Does anyone really purchase the products that are offered in spam e-mails?
I have to ask because I just can’t believe that spam is a very effective means of marketing.
(Oh yeah, and I’m sick and tired of deleting 40+ spam e-mails every day. I know, I know. It’s time to buy a better filter…)
Some samplings from my daily spam as examples of futile marketing (and why each type of spam is futile):
- Offers to enhance my manhood. Uh, for starters I’m a woman and not a man.
- Notifications that I’ve won the foreign lottery. Number one, I never entered. Number two, even I realize that winning a legitimate lottery is a rare occurrence. It shouldn’t happen three or four times a day.
- Sales of pharmaceuticals. I actually don’t use much medication.
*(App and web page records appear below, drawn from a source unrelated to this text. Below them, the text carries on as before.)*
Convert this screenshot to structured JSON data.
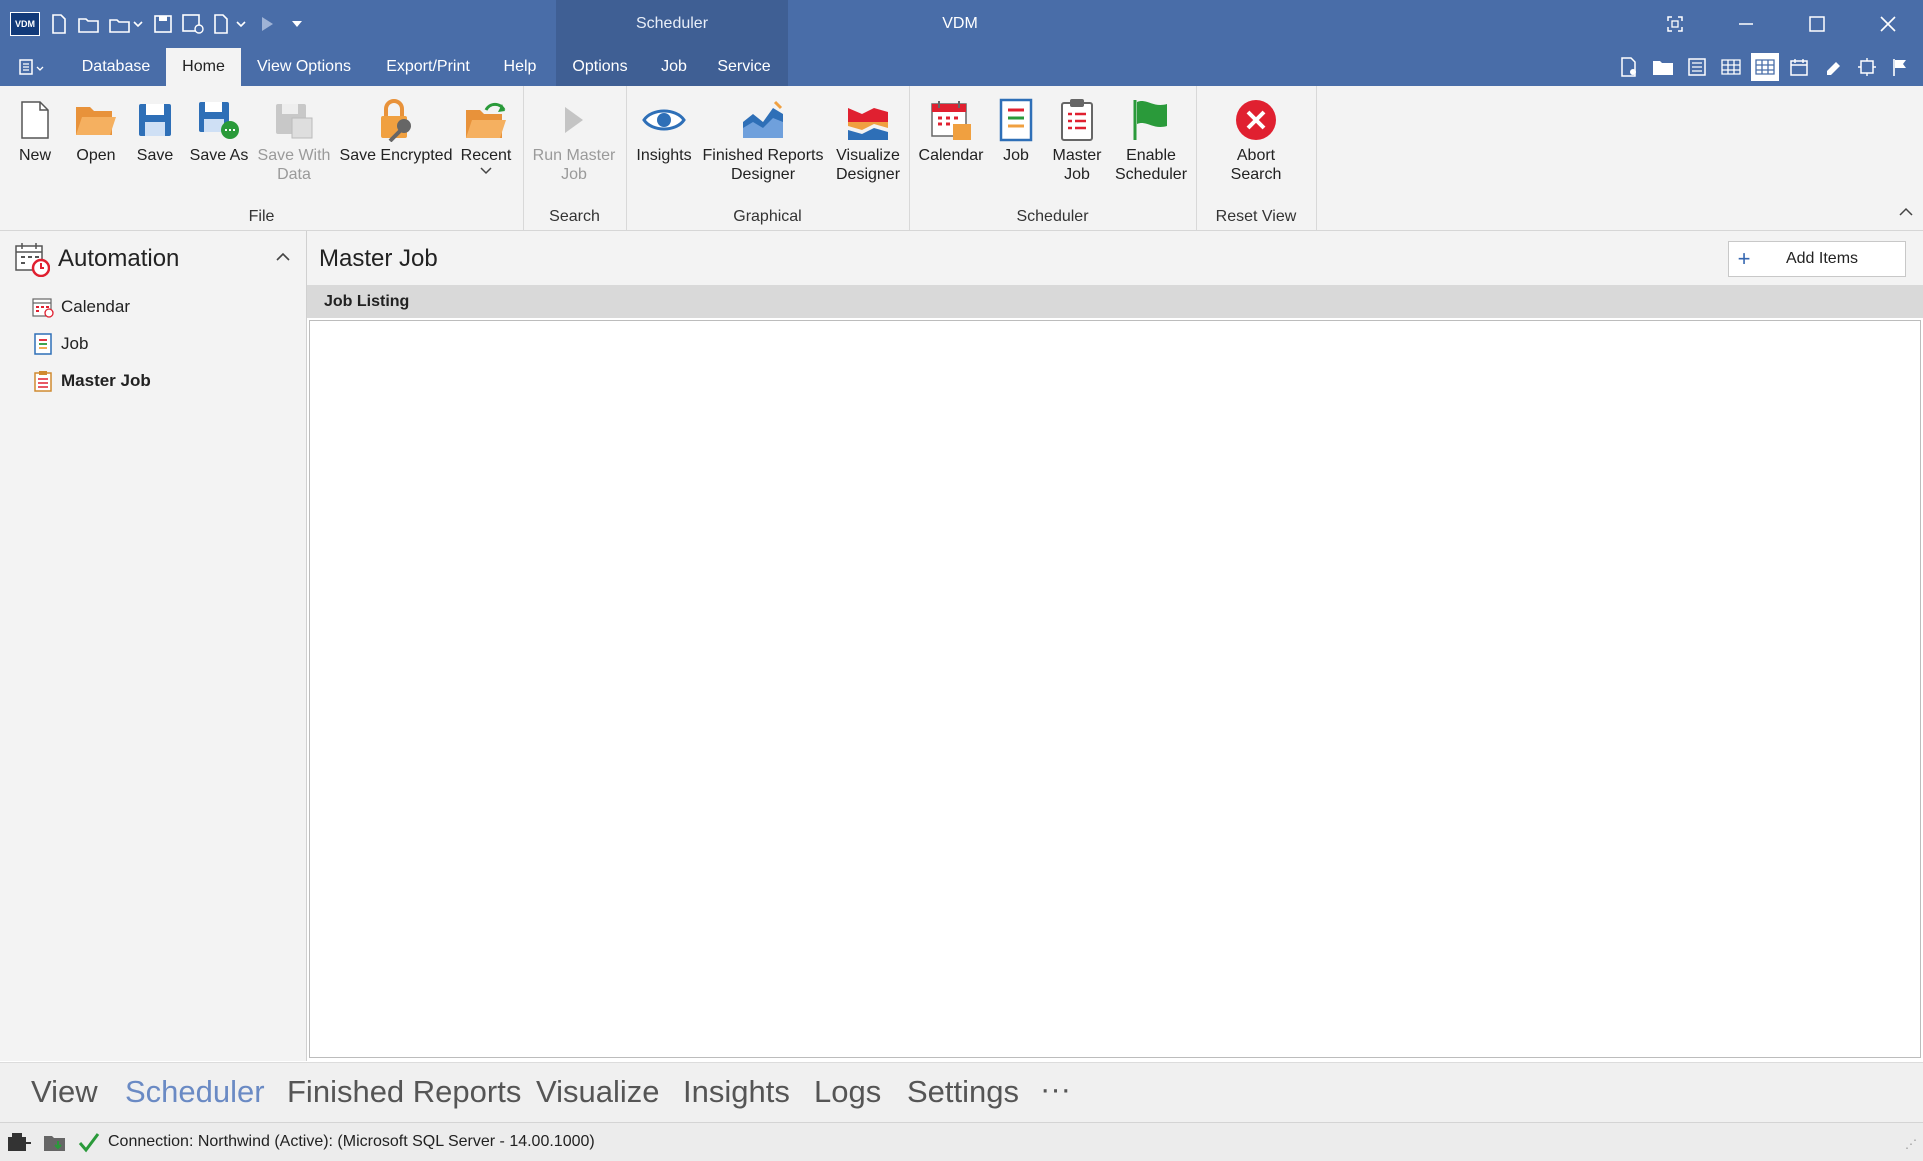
{
  "window": {
    "app_title": "VDM",
    "context_title": "Scheduler",
    "logo_text": "VDM"
  },
  "tabs": {
    "database": "Database",
    "home": "Home",
    "view_options": "View Options",
    "export_print": "Export/Print",
    "help": "Help",
    "options": "Options",
    "job": "Job",
    "service": "Service"
  },
  "ribbon": {
    "file": {
      "label": "File",
      "new": "New",
      "open": "Open",
      "save": "Save",
      "save_as": "Save As",
      "save_with_data_1": "Save With",
      "save_with_data_2": "Data",
      "save_encrypted": "Save Encrypted",
      "recent": "Recent"
    },
    "search": {
      "label": "Search",
      "run_master_job_1": "Run Master",
      "run_master_job_2": "Job"
    },
    "graphical": {
      "label": "Graphical",
      "insights": "Insights",
      "finished_reports_1": "Finished Reports",
      "finished_reports_2": "Designer",
      "visualize_1": "Visualize",
      "visualize_2": "Designer"
    },
    "scheduler": {
      "label": "Scheduler",
      "calendar": "Calendar",
      "job": "Job",
      "master_job_1": "Master",
      "master_job_2": "Job",
      "enable_1": "Enable",
      "enable_2": "Scheduler"
    },
    "reset_view": {
      "label": "Reset View",
      "abort_1": "Abort",
      "abort_2": "Search"
    }
  },
  "sidebar": {
    "title": "Automation",
    "items": [
      "Calendar",
      "Job",
      "Master Job"
    ]
  },
  "main": {
    "title": "Master Job",
    "add_items": "Add Items",
    "list_header": "Job Listing"
  },
  "bottom_nav": [
    "View",
    "Scheduler",
    "Finished Reports",
    "Visualize",
    "Insights",
    "Logs",
    "Settings",
    "···"
  ],
  "status": {
    "connection": "Connection: Northwind (Active): (Microsoft SQL Server - 14.00.1000)"
  },
  "colors": {
    "titlebar": "#496da8",
    "accent_orange": "#f0a040",
    "accent_blue": "#2e6fb7",
    "accent_red": "#e02030",
    "accent_green": "#2a9a3a"
  }
}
What I do use, my doctor prescribes. Can you fill my doctor’s prescription? Will you take my insurance? Uh huh, I thought not.
- Offers from foreign nationals wanting to deposit large sums of money in my bank account. I don’t even know where to begin on this one. It kind of falls into the category of “how stupid do you think I am?” I’ve heard of this scam already, okay?
The truth is, I delete any e-mail that I suspect to be spam within seconds of receiving it. I suspect most people do exactly the same thing.
So, why do the spammers persist?
Contents (c) Copyright 2008, Laura Spencer. All rights reserved